Saturday, October 21, 2006

Speaking of Cheapness…

I don’t usually write about interpretation, but this article relates to my last post, about publishers not being willing to spend the money for quality work.

For those who can’t read Swedish, I can summarize the article as follows: Nobel Peace Prize winner Shirin Ebadi gave a speech at the
Göteborg book fair last month. She speaks Farsi, so an interpreter was needed to translate her words to Swedish. Time and money were not spent on finding a proper interpreter for her, so someone who speaks Dari and Pashto was hired instead. This interpreter could not manage the Farsi, and apparently made something of a mess of the speech. She was finally replaced by another interpreter. However, this one was Norwegian. So the people in the audience then had to try to understand the Norwegian, when they ought to have had a good Farsi-Swedish interpreter from the beginning.

Clearly, this kind of thing should not happen at all, but the fact that it happened to a Nobel Prize laureate at a major literary event speaks volumes, to use an apt phrase, about how people don’t recognize the importance of interpretation and translation and aren’t educated enough about what is required in order to do the job well. The book fair organizers probably waited until the last minute to even think about finding an interpreter and then didn’t realize that there are a variety of Middle Eastern languages and that an interpreter of Dari may be able to understand Farsi competently but is not qualified enough to interpret between it and Swedish.

So we translators and interpreters need to find more ways of
educating our customers. Any ideas?

2 comments:

Sarah Alys said...

This exact same thing just happened to me this past weekend! (Hi, I'm a fellow Mawrtyr and a friend and I stop by your blog on occasion.)

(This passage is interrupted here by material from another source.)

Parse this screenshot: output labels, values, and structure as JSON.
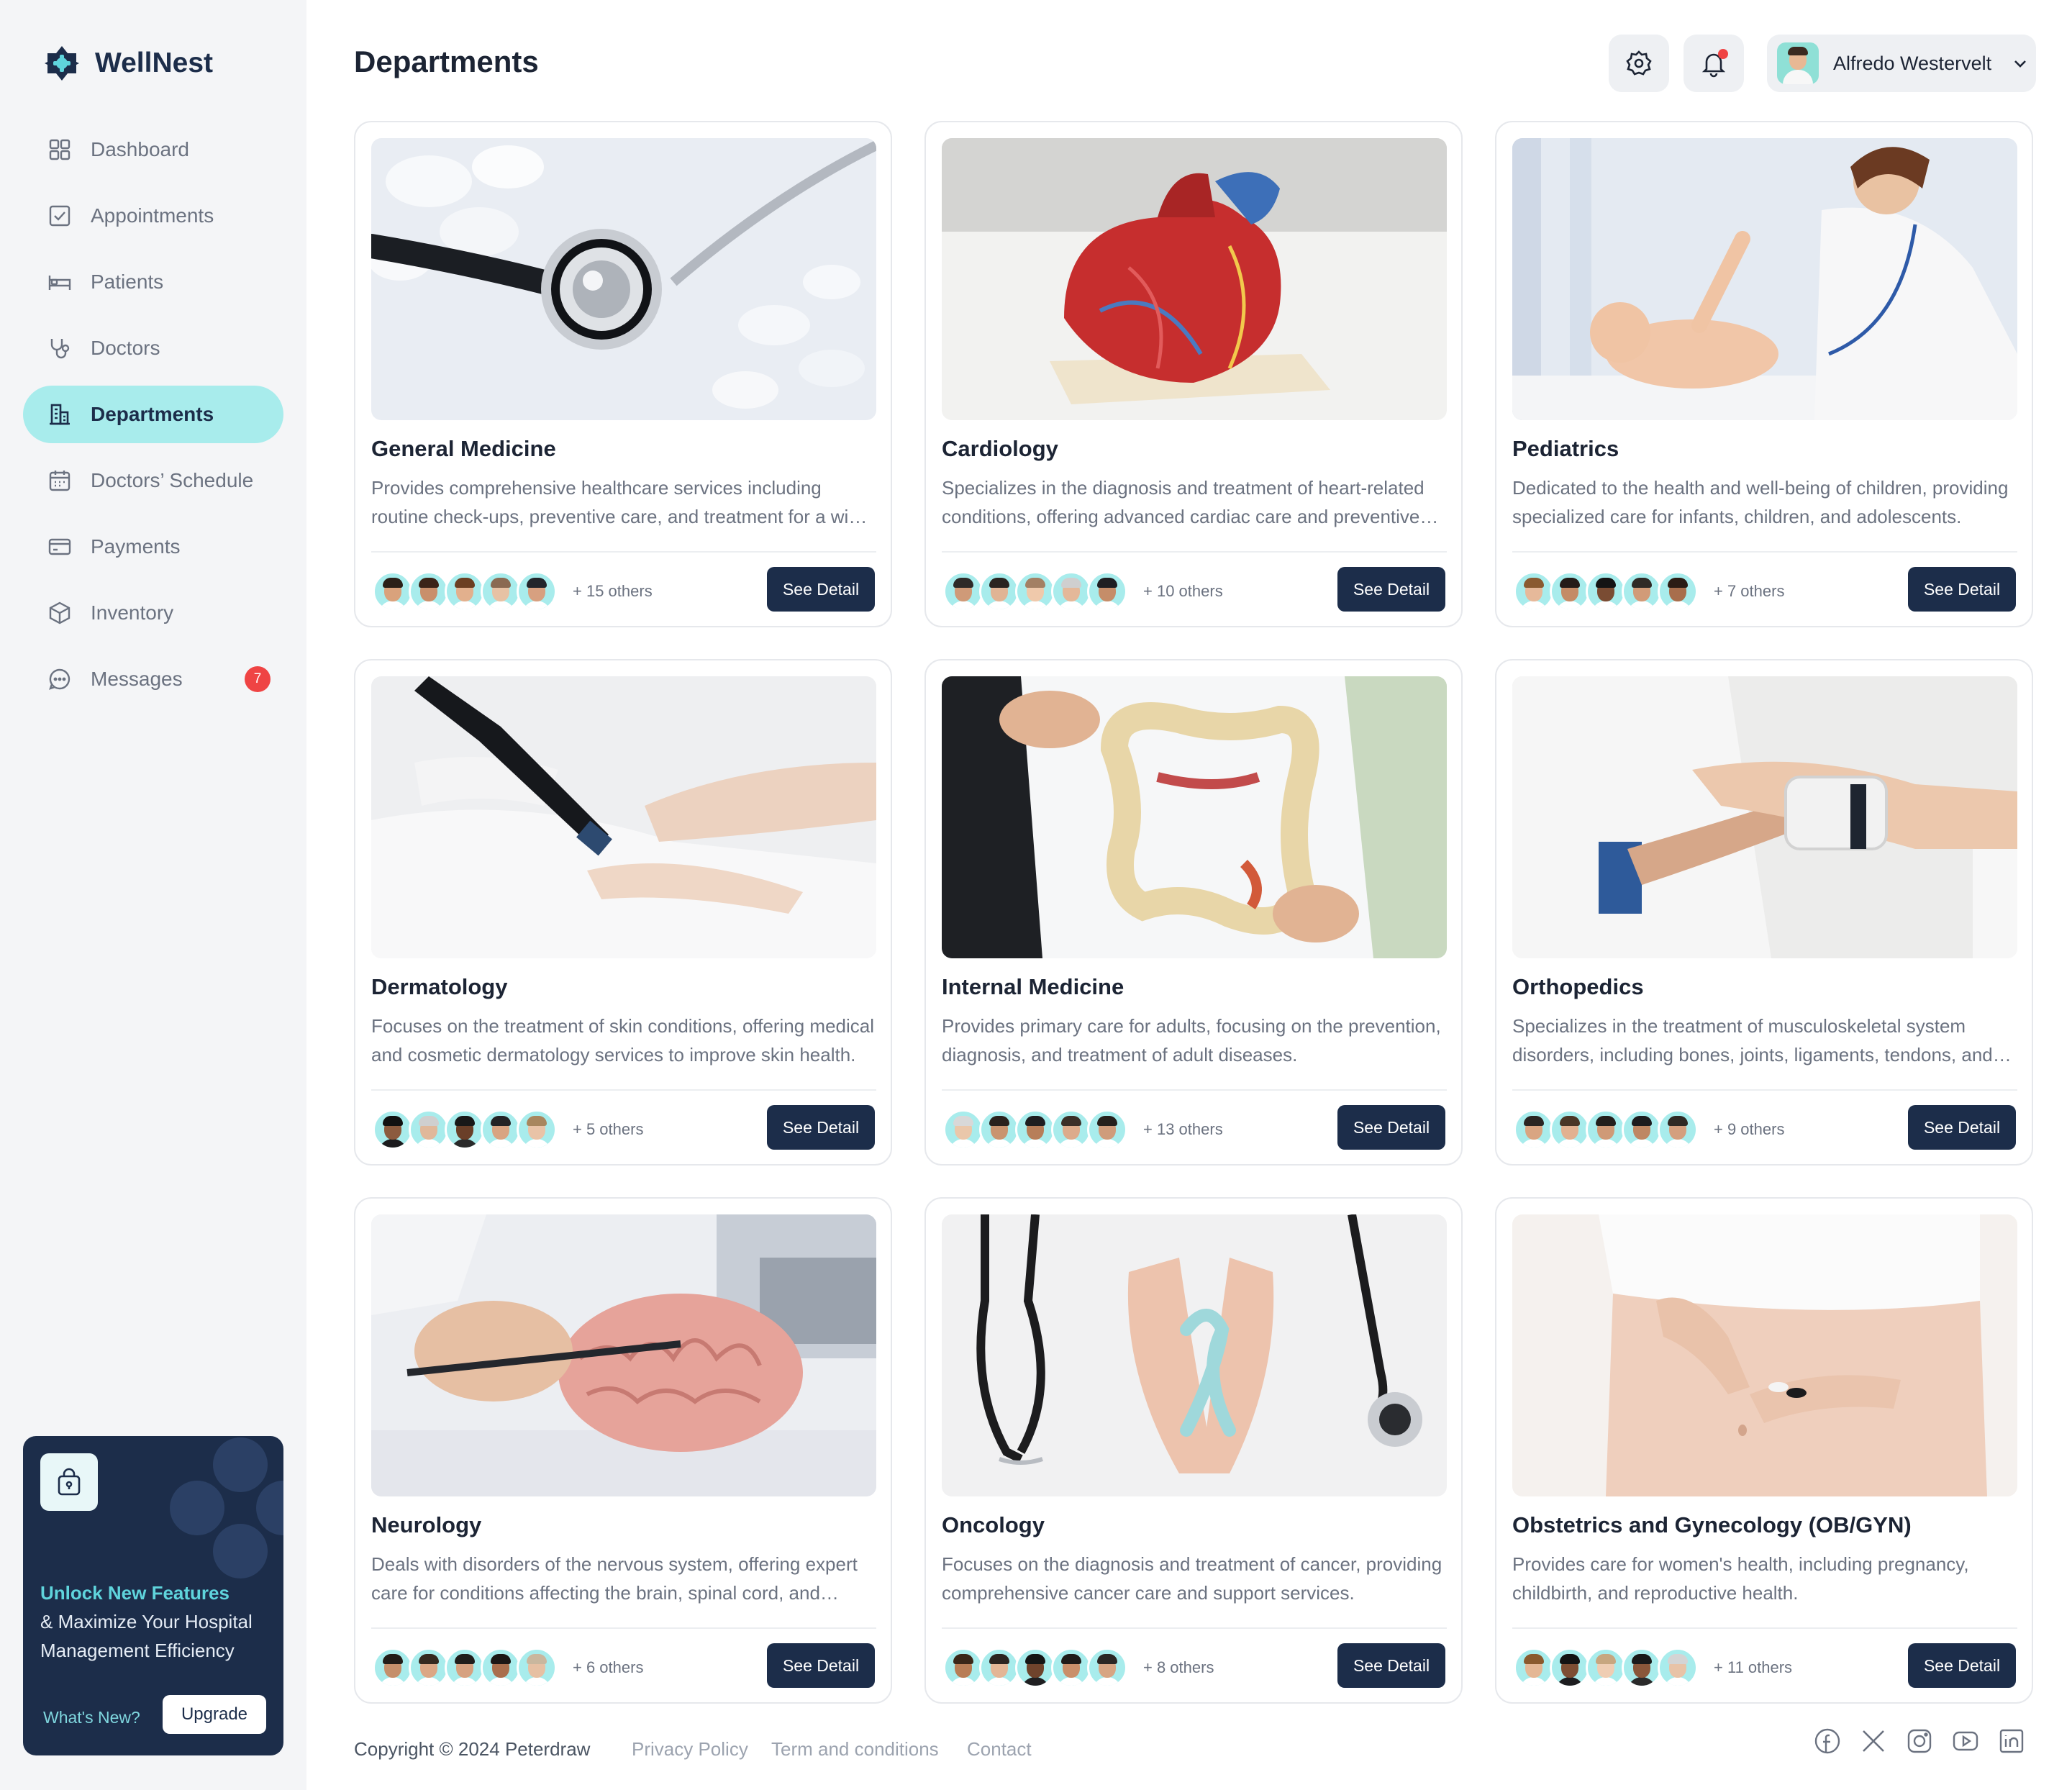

A local event expecting thousands of attendees had a famous Japanese guest coming whom they had invited months ago and was a very big deal. His agent told them he needed an interpreter...and yet I, a translator (though I suppose like most people they didn't know the difference), was tapped 48 hours before the start time because they hadn't lined up anyone!

Brett Jocelyn Epstein said...

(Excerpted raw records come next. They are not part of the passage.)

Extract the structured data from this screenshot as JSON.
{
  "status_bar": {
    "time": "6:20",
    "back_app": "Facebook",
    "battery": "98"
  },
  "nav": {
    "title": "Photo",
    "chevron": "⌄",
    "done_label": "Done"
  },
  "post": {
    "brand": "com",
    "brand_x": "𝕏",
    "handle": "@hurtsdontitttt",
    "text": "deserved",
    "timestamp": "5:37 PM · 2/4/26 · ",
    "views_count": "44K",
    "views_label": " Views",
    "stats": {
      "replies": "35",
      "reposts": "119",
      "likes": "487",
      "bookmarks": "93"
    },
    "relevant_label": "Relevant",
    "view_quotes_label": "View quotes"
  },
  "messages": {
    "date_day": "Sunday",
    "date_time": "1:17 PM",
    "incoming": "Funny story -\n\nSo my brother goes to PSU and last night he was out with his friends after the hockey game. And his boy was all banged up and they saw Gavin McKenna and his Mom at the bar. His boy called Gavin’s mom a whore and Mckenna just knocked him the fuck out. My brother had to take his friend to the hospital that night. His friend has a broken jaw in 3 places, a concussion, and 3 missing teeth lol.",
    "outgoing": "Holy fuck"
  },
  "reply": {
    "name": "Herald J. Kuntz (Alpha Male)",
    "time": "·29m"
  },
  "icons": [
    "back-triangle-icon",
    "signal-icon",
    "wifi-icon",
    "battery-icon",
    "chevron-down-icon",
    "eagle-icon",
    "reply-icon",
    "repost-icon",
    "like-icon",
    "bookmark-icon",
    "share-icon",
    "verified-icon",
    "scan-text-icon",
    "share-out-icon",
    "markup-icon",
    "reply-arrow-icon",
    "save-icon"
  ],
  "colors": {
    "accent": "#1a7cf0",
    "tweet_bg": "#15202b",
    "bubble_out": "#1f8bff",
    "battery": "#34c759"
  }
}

Thank you for your comment, Sarah! (And I'm always glad to hear from Mawrters!)
So how did it go? Was it difficult for you to switch over to being an interpreter? I suspect it went better for you than it did in Sweden!

Best wishes,
Brett